No. 5, 160 Havemeyer Street, Williamsburg
$75 can seem an awfully steep price to pay for a meal comprised almost entirely of vegetables; especially if you shop, as we often do, at Chinese supermarkets and are used to spending $2.49 for a bundle of oyster mushrooms and 99 cents for three pounds of bok choy. But when’s the last time you patterned your produce aisle stash into translucent strands of celery tagliatelle or buoyant orbs of burdock arancini slicked with nutty miso?
Those are just a few of the culinary magic tricks currently being performed at Semilla in Williamsburg, the now permanent, 18-seat tasting room that once served as testing ground for the well-received pop-up, Chez José, from Isa vets José Ramírez-Ruiz and Pam Yung. Perhaps the most startling transformation—if you remember its original iteration as Joe Carroll’s cheese-fish-sandwich-serving Lake Trout—is the space, which was once resolutely, unapologetically hideous (outfitted with orange plastic bucket seats and tacky wood paneled walls), and is now a zen temple of gastronomy, boasting a serene, putty-colored paint job, and dominated by a sleek, Japanese-esque, horseshoe-shaped dining counter. So we were actually shocked to find ourselves longing for Lake Trout’s grungy, graffiti’d bathroom, tagged with unprintable slang — the modern water closet at Semilla has a waist-high glass window peering directly into the kitchen! Whether or not the staff can actually see you is of little consequence; there’s something just a wee bit off-putting about having a chefs table in the shitter (Lake Trout’s term, of course, not ours).
It was enough to make us wish we had ordered a bit less wine, although a selection of esoteric whites proves the perfect complement to Semilla’s unique, ever-changing progression of nuanced, veggie-forward dishes. The most recognizable course was a pumpkin soup flavored with coins of green tomato and flecks of grated romanesco, but few of the dishes hinge on established recipes, or even take inspiration from any particular region or cuisine.

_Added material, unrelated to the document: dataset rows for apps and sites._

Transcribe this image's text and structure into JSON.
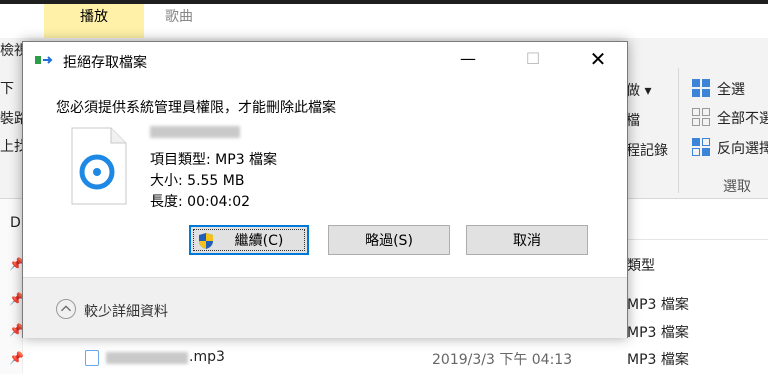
{
  "background": {
    "ribbon_tabs": [
      {
        "label": "播放"
      },
      {
        "label": "歌曲"
      }
    ],
    "left_fragments": [
      "檢視",
      "下",
      "裝路",
      "上找"
    ],
    "right_fragments": {
      "sort_label": "做 ▾",
      "row2": "檔",
      "row3": "程記錄"
    },
    "select_group": {
      "select_all": "全選",
      "select_none": "全部不選",
      "invert": "反向選擇",
      "group_label": "選取"
    },
    "list_label_d": "D",
    "type_header": "類型",
    "rows": [
      {
        "type": "MP3 檔案"
      },
      {
        "type": "MP3 檔案"
      },
      {
        "name": ".mp3",
        "date": "2019/3/3 下午 04:13",
        "type": "MP3 檔案"
      }
    ]
  },
  "dialog": {
    "title": "拒絕存取檔案",
    "message": "您必須提供系統管理員權限，才能刪除此檔案",
    "file_info": {
      "type_line": "項目類型: MP3 檔案",
      "size_line": "大小: 5.55 MB",
      "length_line": "長度: 00:04:02"
    },
    "buttons": {
      "continue": "繼續(C)",
      "skip": "略過(S)",
      "cancel": "取消"
    },
    "less_details": "較少詳細資料",
    "window_controls": {
      "minimize": "—",
      "maximize": "☐",
      "close": "✕"
    }
  },
  "colors": {
    "accent": "#0078d7",
    "ribbon_tab_active": "#fff2a8",
    "media_icon": "#1e88e5"
  }
}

There’s griddled baby leeks, meant for dragging in a puddle of red pepper coulis; wrinkled fingerling potatoes, buried and baked in a crust of gray salt; scarlet curls of beet-wrapped beets, flavored with sunflower seeds and musky fermented ramps; and a duo of desserts courtesy of Yung—including a bed of buckwheat topped with a satiny puck of fig leaf ice cream—which made us wish we had made cleverer use of the now barren tree in our backyard.
“A flank steak will always be a flank steak, no matter how you sear it,” offers Ramírez-Ruiz, which goes to show why all-vegetable menus have gained such traction amongst creatively minded chefs. Because when it comes to the totally uncategorizable, seriously inventive, and often exhilarating fare at Semilla, nothing is ever as it seems.